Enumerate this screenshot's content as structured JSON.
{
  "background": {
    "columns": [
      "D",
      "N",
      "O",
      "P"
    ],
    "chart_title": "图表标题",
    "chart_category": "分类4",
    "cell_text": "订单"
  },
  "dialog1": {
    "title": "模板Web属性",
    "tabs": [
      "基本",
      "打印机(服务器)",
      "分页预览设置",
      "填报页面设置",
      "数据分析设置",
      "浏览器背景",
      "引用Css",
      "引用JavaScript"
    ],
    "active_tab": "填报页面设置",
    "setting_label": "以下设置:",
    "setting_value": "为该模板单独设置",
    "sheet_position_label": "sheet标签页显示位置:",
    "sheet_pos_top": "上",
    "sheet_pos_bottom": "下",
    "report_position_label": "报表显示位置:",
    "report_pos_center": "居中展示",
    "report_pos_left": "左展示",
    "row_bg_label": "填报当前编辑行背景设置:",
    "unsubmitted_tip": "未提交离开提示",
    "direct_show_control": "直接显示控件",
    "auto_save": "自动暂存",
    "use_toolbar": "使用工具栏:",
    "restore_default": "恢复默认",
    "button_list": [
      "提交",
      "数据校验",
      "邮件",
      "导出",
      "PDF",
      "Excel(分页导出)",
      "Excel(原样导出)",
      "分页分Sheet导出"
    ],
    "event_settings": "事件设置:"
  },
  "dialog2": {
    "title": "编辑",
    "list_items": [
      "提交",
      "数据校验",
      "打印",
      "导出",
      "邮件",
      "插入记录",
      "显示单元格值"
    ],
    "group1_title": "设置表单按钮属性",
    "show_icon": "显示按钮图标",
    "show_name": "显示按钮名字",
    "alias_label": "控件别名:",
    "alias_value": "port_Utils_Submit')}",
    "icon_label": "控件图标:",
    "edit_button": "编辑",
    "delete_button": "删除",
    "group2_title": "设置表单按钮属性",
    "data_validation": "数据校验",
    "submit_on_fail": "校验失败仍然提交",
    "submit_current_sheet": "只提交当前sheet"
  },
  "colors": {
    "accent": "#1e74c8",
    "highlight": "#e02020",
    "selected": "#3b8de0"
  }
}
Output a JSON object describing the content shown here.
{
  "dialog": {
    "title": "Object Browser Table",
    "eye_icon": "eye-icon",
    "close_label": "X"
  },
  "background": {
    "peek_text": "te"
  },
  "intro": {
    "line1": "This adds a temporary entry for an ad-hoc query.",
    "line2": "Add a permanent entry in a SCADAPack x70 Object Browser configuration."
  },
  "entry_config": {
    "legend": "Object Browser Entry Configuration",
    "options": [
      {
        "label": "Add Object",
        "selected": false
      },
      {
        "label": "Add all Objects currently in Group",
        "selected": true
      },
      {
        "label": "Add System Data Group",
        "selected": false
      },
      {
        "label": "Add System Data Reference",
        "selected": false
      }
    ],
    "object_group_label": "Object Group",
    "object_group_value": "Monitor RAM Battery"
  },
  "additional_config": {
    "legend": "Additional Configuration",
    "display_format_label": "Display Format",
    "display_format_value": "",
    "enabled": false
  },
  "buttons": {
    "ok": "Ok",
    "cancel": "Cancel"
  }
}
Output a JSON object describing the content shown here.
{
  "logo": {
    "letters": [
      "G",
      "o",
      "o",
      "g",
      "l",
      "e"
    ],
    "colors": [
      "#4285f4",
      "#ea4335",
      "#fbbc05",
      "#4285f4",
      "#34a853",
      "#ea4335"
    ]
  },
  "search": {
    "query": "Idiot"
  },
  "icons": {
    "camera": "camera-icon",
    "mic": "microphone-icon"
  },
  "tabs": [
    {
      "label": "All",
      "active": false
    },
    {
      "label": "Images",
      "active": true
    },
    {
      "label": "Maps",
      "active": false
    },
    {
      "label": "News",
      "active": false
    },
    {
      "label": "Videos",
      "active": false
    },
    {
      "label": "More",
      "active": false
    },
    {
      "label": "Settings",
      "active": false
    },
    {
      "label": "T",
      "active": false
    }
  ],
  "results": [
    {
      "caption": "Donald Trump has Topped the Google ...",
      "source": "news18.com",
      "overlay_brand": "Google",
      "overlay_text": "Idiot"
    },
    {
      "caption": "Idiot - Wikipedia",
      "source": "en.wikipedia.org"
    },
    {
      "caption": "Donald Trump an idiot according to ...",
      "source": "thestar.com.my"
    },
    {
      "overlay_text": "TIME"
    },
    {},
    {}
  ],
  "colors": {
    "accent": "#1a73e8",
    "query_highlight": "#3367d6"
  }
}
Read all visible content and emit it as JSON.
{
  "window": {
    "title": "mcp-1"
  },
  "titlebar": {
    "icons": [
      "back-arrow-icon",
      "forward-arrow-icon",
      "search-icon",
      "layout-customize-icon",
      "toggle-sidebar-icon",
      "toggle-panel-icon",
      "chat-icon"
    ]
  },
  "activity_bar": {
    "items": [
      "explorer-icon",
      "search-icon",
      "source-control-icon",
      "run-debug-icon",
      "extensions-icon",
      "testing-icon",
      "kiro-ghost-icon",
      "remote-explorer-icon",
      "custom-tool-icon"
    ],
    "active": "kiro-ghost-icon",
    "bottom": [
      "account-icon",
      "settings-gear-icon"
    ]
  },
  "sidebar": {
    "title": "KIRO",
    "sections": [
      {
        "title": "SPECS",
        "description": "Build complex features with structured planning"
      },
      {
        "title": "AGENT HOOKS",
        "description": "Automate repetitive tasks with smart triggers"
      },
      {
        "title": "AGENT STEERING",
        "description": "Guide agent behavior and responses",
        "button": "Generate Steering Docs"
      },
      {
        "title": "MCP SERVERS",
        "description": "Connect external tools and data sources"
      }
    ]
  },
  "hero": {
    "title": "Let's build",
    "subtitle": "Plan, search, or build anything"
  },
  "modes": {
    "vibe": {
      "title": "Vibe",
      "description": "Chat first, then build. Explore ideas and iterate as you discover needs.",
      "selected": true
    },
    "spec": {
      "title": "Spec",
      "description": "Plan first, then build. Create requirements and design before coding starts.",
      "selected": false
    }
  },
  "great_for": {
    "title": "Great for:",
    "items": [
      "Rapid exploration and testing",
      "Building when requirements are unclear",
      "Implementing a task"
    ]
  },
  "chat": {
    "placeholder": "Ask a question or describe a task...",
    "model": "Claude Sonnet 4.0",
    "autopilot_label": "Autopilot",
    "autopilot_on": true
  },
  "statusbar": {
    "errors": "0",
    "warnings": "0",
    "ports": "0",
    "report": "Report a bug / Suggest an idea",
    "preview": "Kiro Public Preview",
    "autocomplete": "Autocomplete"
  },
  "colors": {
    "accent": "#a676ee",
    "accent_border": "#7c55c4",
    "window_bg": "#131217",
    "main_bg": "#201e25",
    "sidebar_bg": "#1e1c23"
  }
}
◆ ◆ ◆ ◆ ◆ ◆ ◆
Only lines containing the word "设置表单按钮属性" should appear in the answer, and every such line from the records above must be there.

Answer box ::
    "group1_title": "设置表单按钮属性",
    "group2_title": "设置表单按钮属性",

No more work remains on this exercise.